“The reason we made a submission to the Security Council is that the bilateral approach doesn’t work,” he said in an interview. “We have used the bilateral mechanism for three years. The result of it is aggressive clashes.”
The conflict has simmered for decades and occasionally exploded into violence, most recently when soldiers exchanged heavy artillery and small arms fire in a series of battles between Feb. 4, and Feb. 7. Thai and Cambodian soldiers and civilians were killed and injured, while the fighting displaced thousands of families on both sides of the border.
The locus of the dispute is a piece of land less than 5 square kilometers at the foot of the temple. The International Court of Justice ruled in 1962 that the temple itself was in Cambodia, but left ownership of the land at the foot of the temple unresolved. Thailand has repeatedly indicated that it accepts the court’s ruling.
But nationalists have accused their government of ceding Thai land to Cambodia, and the temple has become a focal point for anger during times of political instability in Thailand. On Monday, for example, nationalist protesters rallied in Bangkok, calling for Abhisit to step down over his handling of the border dispute.
Many analysts say domestic Thai politics are the root of the border conflict. A nationalist section of the Yellow Shirt movement that helped bring Abhisit to power now wants him gone. For his part, Abhisit has sought to distance himself from the more radical elements of the movement in a bid to gain international support. But those factions have successfully played upon nationalist public sentiment to attack him. Preah Vihear is the key plank in their platform, and it will continue to be as long as Thailand is in political turmoil.
Despite the UN Security Council’s wishes that Thailand and Cambodia settle their differences through dialogue, political turmoil in Thailand shows no signs of abating soon.
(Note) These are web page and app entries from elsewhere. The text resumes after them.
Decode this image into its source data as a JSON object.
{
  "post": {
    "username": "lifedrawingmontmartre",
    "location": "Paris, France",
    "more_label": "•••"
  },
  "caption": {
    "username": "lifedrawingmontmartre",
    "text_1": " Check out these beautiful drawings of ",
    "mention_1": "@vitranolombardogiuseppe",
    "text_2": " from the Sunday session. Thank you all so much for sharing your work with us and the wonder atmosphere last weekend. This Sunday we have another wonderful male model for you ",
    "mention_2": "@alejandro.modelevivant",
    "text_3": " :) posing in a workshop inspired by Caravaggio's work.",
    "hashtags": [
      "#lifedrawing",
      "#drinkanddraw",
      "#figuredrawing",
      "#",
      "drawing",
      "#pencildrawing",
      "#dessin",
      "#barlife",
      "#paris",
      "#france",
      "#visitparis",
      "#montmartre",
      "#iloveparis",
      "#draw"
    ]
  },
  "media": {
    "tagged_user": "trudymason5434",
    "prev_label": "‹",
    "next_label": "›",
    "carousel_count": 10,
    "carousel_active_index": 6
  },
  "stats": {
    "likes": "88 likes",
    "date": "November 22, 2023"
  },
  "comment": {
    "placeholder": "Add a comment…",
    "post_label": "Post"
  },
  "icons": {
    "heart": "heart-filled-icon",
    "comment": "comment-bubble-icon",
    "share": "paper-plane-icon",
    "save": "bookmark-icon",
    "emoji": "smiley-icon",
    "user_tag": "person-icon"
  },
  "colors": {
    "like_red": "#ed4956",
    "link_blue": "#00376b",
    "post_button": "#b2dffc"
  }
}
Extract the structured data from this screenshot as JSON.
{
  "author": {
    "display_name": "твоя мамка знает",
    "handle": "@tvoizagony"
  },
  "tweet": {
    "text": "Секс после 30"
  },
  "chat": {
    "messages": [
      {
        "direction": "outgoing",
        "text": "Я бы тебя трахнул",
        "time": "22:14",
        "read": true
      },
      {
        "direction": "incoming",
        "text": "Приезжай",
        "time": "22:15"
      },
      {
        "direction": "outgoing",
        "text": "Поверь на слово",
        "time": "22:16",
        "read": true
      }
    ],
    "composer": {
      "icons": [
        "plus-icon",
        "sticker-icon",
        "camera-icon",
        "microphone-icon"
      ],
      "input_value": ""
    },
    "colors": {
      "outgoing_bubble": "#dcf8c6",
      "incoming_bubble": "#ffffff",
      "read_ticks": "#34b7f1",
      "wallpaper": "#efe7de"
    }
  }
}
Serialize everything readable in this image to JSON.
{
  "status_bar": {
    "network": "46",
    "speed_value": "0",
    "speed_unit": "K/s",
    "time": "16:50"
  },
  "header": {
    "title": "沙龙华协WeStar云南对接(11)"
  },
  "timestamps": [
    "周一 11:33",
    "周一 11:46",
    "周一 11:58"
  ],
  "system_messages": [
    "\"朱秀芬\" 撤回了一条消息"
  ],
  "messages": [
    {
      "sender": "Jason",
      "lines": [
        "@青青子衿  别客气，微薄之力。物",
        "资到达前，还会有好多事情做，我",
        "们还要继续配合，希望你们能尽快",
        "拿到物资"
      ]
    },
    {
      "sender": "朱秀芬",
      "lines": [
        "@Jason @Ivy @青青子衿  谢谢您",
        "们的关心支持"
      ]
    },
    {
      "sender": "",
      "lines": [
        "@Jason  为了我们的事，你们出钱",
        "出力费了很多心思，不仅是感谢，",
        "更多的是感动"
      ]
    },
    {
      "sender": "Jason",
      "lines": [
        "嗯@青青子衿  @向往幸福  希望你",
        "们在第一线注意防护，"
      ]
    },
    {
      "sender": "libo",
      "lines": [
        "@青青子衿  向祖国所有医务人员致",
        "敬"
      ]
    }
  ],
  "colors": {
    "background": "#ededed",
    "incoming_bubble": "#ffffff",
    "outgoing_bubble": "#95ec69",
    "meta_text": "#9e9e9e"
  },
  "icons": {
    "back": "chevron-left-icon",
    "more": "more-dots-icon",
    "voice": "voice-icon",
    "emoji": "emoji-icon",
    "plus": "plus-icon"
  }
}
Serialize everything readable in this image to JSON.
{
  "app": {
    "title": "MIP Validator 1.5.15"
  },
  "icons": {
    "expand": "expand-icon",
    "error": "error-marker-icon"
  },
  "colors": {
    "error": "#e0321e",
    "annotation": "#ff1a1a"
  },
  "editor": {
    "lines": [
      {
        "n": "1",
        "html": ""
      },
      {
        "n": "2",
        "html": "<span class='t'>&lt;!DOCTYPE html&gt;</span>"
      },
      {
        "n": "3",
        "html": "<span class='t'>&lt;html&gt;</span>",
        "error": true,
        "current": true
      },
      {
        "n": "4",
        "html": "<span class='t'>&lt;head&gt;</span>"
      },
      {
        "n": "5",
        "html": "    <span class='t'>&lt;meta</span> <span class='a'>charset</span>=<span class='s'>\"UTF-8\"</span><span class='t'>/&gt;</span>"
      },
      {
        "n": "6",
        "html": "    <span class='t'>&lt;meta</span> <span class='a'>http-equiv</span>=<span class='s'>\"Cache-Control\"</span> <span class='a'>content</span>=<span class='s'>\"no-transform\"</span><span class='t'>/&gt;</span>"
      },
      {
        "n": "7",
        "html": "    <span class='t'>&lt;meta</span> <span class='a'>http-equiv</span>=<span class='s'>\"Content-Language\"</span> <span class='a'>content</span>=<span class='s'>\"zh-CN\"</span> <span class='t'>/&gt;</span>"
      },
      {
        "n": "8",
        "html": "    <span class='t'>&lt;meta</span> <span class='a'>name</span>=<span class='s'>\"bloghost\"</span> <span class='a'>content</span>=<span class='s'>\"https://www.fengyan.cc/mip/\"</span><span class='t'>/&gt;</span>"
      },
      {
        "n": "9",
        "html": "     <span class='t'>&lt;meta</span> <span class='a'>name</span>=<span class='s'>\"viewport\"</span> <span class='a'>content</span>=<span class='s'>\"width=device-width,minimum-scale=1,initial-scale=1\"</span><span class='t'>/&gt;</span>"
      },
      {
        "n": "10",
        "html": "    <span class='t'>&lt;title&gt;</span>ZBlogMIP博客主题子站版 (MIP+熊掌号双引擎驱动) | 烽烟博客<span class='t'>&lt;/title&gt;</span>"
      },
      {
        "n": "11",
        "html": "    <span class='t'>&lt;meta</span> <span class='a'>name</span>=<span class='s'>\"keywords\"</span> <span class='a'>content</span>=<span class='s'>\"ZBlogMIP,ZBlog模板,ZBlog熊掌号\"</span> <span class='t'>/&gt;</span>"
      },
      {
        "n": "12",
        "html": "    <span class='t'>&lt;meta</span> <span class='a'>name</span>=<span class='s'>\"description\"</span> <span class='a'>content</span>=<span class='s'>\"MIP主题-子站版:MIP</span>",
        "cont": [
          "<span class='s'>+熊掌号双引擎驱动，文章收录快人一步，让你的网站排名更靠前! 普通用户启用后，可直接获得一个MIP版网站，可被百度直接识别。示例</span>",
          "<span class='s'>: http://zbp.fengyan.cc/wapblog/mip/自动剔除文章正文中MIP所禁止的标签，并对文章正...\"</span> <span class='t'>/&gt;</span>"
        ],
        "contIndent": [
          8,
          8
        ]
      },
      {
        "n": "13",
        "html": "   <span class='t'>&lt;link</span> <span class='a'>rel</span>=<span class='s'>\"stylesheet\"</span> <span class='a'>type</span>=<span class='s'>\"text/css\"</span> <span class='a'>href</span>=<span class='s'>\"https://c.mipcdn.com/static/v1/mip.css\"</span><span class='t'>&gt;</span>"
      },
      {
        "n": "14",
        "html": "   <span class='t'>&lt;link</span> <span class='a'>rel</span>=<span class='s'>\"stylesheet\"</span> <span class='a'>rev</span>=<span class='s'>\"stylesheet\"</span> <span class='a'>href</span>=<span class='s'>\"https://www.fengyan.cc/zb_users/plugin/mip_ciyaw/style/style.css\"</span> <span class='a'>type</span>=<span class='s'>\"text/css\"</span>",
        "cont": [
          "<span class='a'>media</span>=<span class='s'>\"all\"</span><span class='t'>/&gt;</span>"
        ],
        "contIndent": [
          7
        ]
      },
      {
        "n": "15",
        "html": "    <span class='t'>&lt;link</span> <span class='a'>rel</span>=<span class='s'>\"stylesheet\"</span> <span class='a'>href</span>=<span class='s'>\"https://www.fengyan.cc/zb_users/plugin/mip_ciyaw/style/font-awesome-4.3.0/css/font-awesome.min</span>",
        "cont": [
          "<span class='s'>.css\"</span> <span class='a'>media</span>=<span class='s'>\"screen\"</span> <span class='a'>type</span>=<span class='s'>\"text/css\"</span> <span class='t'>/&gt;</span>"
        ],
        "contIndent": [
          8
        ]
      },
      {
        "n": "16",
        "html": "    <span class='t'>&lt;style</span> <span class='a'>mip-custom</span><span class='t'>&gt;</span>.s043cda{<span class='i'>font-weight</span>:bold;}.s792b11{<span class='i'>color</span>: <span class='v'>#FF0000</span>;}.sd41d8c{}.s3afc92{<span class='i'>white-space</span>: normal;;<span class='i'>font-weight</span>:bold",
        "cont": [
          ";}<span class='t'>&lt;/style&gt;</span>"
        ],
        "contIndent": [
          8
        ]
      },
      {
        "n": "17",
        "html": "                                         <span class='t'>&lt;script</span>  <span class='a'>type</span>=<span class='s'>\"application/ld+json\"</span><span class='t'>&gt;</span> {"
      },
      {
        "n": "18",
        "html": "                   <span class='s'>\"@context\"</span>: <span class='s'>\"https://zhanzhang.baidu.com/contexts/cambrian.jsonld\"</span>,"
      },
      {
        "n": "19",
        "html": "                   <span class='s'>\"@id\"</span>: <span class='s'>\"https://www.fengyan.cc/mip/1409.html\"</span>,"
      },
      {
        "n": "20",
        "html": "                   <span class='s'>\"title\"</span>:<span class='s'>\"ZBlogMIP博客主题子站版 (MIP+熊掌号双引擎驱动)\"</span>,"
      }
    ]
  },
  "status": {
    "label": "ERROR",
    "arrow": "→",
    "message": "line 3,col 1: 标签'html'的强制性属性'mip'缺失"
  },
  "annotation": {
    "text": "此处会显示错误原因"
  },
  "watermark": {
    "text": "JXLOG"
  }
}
Meanwhile, both countries have massed troops and military equipment along the border. With Thailand and Cambodia facing off on military and diplomatic fronts, the dispute is more likely to continue as it has for decades, periodically claiming lives on either side of the border.